Articles are listed in reverse chronological order, with the most recent article on top. Or, to find a specific article or publication, use the search function in the upper right of any page.
This web archive houses articles featured since Summer 2013, when our site launched on its new web platform. However, Peak Development's archive of articles goes back at least 5 years, and in some cases further.

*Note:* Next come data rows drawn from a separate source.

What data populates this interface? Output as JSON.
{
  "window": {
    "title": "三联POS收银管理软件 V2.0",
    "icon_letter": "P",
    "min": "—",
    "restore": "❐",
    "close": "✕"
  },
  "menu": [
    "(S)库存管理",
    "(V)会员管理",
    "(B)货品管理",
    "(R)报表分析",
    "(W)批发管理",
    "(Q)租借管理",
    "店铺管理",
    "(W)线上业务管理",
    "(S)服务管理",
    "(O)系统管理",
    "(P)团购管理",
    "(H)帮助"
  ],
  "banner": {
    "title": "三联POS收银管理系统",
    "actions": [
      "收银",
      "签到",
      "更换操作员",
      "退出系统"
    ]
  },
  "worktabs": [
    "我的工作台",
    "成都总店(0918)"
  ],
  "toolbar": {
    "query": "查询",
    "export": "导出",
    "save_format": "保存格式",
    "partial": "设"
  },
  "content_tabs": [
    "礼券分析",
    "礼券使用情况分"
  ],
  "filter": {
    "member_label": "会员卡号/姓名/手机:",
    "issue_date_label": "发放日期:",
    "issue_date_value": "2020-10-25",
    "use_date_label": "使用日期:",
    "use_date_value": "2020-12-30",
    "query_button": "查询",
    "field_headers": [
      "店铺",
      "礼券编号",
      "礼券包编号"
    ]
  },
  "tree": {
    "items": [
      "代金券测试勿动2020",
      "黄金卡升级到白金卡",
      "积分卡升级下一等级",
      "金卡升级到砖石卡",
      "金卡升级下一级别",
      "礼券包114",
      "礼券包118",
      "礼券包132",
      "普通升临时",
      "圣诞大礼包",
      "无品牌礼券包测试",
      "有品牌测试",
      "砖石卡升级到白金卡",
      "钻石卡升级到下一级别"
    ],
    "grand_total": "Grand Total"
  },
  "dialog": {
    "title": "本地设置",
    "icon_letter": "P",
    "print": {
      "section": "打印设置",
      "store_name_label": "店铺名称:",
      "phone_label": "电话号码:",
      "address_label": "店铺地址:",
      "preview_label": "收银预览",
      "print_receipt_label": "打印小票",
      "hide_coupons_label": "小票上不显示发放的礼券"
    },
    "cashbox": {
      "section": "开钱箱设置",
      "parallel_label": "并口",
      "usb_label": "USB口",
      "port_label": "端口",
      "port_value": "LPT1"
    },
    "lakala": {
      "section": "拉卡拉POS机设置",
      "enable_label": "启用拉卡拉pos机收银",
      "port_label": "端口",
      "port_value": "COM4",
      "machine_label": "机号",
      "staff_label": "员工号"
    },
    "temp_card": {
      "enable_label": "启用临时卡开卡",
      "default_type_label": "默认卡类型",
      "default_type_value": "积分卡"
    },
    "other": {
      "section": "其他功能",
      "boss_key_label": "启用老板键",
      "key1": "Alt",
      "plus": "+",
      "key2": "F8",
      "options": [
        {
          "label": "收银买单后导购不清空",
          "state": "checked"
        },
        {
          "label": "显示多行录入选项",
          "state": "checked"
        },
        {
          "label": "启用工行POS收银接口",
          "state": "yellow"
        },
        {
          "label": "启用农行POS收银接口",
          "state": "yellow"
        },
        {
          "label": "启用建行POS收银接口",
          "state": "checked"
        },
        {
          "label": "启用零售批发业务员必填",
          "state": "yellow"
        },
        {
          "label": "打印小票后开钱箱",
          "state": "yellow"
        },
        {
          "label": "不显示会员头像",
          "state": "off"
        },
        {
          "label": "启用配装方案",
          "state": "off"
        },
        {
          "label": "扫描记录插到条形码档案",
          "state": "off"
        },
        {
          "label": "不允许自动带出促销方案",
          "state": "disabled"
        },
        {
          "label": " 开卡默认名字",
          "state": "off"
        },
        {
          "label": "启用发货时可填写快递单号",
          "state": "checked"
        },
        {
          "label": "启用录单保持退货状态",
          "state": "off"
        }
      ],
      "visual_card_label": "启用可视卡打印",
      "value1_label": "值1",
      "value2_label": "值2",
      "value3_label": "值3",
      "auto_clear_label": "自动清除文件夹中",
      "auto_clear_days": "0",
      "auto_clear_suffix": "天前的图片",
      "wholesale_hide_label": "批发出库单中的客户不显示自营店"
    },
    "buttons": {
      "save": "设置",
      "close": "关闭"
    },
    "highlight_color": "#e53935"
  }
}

If you are unable to find what you're looking for in this archive, feel free to contact us, and we may be able to assist.
“The most important predictor of success in a group, as it turns out, is the amount — not the content — of social interaction,” suggests Greg Satell in Inc. “It doesn’t matter if they are discussing technical details or just idle chit chat, more talk drives productivity.”
“People have far greater potential than they often see in themselves,” writes Mark Crowley on Talent Culture. “Leaders who not only understand this, but seek out ways to draw it out, will be the ones who will rule the world.”
“Endurance athletes need to manage their energy over extended time periods and long distances. They do this by using both passive and ‘active recovery’ to replenish energy. In endurance training, active recovery is time during practice when you train at a slower pace.” Author Alison Eyring suggests that, at work, active recovery “helps you and your team catch your professional breath so that you go the distance to grow your business.”
“A team that makes the most of the talent around the table creates better results” writes Joelle K Jay in Inc. “A high-functioning team is not easy to build. But it can be done – and the following three steps are a great start.”
“If cognitive diversity is what we need to succeed in dealing with new, uncertain, and complex situations,” say Alison Reynolds and David Lewis in Harvard Business Review, “leaders will have to get much better at building their team’s sense of psychological safety.”
“Sometimes the most obvious things are the hardest or at least the easiest to let slip. We believe this is the case with communication, especially on small teams.” Carter and Courtney Reum offer tips on improving your team’s communication.
“Why is it so difficult to get our teams learning at scale? In my experience, the central challenge is that leaders tend to think of learning too narrowly — equating it with training, mentoring, or “constructive feedback” during performance reviews.” According to Elizabeth Doty, “If you want to accelerate learning on your team, first engage them in a meaningful challenge, then design a feedback system that enables them to learn naturally, every day.”